1 packet (7g) instant dried yeast
250ml warm water (A U.S. cup plus a bit)
pinch of sugar
2 cups whole wheat flour
1 cup white bread flour (or strong flour; in Switzerland use Zopfmehl (farine de tresse)) (Using bread flour ensures there’s sufficient gluten in the dough.)
1 tsp salt
1 tsp olive oil
a non-stick frying pan or two
lids to fit the pans
clean washed pillow case
Mix together the warm water (from the tap is fine), yeast, and pinch of sugar. Leave in a warm place until frothy.
Mix together the flours and salt in a large mixing bowl. Add the liquid gradually, stirring vigorously with a wooden spoon. Add the oil, and as soon as it’s formed a ball start to knead. (If it’s a bit dry, add water drops at a time until it’s kneadable). Knead until smooth and pliable.
Put the dough ball in a plastic bag or in a clean bowl covered with plastic wrap and leave in a warm place until more than doubled in bulk. In the winter, I find the ideal warm place is on top of a Big Ass PC case with gimpy motherboard which gives out excessive heat despite two cooling fans. This is one instance where I consider a PC to be superior for a task than a Mac.
After the dough has risen, punch it down and knead again.
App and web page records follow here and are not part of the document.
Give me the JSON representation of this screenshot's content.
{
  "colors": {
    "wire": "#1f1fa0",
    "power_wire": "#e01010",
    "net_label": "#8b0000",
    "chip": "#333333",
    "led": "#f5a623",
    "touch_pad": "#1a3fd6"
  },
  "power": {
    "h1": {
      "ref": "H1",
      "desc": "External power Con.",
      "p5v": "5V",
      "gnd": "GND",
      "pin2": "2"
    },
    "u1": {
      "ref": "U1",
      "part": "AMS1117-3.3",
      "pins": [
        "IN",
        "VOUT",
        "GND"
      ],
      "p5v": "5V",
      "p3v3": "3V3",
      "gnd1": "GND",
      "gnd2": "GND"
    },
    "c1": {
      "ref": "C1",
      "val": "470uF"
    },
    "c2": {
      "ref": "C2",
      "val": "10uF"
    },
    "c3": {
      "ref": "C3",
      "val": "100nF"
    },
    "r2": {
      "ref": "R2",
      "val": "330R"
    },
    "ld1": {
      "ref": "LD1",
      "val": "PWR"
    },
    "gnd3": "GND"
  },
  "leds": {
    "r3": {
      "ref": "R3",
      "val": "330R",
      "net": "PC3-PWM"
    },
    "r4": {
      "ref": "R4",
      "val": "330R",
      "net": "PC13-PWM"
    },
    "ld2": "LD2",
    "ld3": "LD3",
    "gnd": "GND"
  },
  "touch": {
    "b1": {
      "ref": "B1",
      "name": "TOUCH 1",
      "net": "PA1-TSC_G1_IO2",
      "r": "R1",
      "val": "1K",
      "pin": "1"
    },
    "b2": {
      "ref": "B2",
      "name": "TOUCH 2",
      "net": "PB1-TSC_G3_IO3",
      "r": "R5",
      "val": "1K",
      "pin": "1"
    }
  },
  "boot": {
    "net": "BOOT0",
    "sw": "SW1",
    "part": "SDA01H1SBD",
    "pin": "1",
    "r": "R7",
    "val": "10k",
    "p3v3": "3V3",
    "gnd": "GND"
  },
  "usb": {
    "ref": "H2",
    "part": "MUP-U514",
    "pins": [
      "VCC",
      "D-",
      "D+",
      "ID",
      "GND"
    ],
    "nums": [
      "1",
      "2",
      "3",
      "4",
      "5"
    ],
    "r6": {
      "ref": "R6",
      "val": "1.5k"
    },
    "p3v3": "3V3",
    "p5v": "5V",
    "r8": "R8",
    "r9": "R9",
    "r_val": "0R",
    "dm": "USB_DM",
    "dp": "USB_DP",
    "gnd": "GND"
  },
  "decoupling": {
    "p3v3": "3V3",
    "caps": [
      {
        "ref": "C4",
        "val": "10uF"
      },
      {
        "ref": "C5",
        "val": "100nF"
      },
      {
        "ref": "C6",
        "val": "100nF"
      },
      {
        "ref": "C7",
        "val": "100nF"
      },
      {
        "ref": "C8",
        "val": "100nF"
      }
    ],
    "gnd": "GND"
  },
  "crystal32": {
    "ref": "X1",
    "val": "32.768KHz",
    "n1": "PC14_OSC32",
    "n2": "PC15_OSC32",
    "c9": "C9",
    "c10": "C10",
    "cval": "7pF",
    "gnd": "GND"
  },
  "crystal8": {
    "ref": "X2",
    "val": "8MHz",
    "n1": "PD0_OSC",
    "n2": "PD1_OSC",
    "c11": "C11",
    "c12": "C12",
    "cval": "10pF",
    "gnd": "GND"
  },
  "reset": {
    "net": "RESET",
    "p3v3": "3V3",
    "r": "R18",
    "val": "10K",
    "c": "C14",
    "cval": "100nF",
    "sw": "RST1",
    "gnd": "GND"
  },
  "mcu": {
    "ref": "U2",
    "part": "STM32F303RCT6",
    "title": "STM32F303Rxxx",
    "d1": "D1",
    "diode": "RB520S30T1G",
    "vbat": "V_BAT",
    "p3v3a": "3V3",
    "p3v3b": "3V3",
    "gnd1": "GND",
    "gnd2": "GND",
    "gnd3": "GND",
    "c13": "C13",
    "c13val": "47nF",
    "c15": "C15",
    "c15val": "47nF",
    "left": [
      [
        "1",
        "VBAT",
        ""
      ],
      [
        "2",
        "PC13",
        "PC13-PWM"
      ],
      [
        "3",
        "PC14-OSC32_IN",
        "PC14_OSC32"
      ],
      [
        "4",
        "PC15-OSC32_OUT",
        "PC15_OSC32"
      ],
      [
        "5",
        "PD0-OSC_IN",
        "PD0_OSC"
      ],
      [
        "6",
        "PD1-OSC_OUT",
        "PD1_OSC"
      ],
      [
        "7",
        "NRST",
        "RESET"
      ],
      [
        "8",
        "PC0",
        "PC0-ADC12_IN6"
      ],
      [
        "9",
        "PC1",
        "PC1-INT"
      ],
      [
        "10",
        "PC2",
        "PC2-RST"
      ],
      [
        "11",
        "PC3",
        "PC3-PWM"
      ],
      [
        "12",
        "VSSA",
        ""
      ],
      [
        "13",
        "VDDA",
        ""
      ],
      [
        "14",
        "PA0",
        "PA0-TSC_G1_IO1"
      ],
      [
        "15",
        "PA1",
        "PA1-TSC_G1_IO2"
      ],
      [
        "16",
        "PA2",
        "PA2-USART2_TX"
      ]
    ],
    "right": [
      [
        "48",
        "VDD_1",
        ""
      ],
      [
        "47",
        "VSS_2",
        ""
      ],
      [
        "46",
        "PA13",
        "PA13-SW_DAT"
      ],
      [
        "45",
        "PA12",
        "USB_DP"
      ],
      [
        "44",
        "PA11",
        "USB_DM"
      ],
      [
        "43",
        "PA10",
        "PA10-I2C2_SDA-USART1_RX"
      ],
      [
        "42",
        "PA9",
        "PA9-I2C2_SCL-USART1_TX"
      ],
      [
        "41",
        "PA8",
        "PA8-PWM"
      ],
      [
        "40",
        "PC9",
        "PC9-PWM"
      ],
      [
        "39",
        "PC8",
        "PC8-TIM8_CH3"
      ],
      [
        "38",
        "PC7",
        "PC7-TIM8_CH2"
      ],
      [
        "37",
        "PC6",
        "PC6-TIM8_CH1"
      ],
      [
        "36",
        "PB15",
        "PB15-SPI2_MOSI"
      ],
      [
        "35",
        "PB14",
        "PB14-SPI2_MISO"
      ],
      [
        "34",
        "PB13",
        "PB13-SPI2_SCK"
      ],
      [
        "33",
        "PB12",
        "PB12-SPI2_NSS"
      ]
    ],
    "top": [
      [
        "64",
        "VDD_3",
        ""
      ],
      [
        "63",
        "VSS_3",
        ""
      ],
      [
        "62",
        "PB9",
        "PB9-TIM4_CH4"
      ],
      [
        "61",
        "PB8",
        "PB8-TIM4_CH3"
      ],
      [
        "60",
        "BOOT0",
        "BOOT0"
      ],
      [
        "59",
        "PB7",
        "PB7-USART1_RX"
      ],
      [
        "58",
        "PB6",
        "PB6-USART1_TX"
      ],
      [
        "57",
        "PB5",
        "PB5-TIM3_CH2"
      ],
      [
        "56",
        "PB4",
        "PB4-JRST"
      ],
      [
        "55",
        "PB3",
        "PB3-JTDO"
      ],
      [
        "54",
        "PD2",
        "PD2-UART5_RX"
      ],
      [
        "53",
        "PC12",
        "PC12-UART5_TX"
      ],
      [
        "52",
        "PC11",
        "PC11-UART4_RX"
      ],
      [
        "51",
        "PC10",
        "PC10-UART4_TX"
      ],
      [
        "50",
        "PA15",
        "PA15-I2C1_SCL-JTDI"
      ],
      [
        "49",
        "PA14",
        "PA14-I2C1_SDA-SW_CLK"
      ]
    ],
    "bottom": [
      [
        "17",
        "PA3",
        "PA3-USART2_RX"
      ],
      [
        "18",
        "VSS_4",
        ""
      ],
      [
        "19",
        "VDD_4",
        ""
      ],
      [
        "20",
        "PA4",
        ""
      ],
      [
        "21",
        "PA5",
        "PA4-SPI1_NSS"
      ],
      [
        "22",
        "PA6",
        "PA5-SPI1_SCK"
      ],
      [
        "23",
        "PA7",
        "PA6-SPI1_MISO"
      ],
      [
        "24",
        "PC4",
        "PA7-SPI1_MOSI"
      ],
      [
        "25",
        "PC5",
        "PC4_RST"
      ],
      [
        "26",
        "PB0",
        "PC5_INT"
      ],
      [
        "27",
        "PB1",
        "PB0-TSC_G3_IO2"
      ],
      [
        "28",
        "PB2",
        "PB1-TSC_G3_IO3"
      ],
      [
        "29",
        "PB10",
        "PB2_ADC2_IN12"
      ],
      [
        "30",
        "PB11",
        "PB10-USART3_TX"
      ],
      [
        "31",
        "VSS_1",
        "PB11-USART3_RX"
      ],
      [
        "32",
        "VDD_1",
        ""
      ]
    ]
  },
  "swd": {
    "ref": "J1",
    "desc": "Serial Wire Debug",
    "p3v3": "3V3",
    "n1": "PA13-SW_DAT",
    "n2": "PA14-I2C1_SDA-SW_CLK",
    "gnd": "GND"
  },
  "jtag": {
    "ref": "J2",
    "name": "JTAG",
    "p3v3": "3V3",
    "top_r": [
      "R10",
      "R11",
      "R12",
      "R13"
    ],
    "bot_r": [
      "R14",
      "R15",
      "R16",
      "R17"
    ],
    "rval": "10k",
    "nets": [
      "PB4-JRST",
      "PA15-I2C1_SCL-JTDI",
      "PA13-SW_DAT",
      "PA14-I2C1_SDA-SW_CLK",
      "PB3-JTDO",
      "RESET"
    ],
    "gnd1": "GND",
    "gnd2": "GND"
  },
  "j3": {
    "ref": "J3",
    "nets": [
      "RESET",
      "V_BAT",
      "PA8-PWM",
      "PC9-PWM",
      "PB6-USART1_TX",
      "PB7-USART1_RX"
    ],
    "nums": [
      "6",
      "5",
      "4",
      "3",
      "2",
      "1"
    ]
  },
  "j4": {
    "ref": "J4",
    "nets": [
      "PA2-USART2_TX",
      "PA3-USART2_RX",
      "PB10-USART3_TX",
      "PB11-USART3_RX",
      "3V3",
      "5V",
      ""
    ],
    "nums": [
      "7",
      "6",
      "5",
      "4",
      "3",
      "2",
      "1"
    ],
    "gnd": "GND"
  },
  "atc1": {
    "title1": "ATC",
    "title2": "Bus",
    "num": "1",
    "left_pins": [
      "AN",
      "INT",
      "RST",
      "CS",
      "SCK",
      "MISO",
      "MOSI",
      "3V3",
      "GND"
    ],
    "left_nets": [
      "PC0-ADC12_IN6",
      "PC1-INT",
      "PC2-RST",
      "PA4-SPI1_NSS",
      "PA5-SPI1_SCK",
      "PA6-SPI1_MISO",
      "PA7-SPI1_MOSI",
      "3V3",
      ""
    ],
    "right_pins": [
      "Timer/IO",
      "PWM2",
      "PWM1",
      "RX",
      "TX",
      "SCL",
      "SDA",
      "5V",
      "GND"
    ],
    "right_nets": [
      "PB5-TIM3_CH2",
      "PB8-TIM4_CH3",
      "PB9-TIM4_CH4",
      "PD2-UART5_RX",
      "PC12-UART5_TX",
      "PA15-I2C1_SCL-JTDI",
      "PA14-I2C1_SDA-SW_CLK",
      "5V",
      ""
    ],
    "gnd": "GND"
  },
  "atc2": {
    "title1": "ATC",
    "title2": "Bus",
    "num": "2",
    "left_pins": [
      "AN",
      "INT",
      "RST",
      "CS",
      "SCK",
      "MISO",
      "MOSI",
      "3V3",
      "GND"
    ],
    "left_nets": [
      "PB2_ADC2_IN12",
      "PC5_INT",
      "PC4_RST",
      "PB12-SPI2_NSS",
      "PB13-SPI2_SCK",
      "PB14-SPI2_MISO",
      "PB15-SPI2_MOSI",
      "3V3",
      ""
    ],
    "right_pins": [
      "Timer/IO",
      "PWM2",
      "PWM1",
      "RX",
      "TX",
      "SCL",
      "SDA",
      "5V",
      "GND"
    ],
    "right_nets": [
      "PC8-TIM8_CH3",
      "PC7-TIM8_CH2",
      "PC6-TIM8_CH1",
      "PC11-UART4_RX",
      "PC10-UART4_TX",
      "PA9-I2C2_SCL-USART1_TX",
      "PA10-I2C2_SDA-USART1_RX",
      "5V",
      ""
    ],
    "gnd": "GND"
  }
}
Cut into 8 to 12 equal pieces. Round off each piece into a smooth ball, and leave, covered with a damp cloth or plastic, to rest for about 10 minutes, on a floured surface. (This resting time I find is critical for the successful formation of the pocket inside the pita.)
Flatten the balls with your hand or a rolling pin to your desired diameter (for 12 pieces, about 5-6 inches / 12-15 cm is good). Let rest again for a few minutes so that the dough balls ‘relax’. [Edit: this was omitted before. It’s not critical, but if you’re having trouble getting a ‘pocket’ to form inside the pita, give this step a try.]
Heat up one or more non-stick frying pans, over medium-high heat.
Take a flattened ball and put in a hot frying pan. Cover with lid. Leave for about 2-3 minutes, until it puffs up. Flip over and cook for another 2-3 minutes on the other side. Some will puff more than others - don’t worry if the puffing is minimal, you can still use it.
Take out of the pan and immediately put into the pillow case. Close up the pillow case. This allows the pita to cool in a somewhat closed environment, so the surface is sort of pliable rather than crispy and brittle. (You can, of course, use a large kitchen towel instead, but I thought you might have fun pointing out to your friends that there’s a crazy woman who wants you to use a pillow case for baking bread. And it works!)
Repeat for the rest of the dough. Once you get used to it, you can heat up 2, 3 or more frying pans at once and cook several at a time. I find that juggling two pans is my limit though, or the pitas get too black. A little charring is fine - it just adds to the flavor.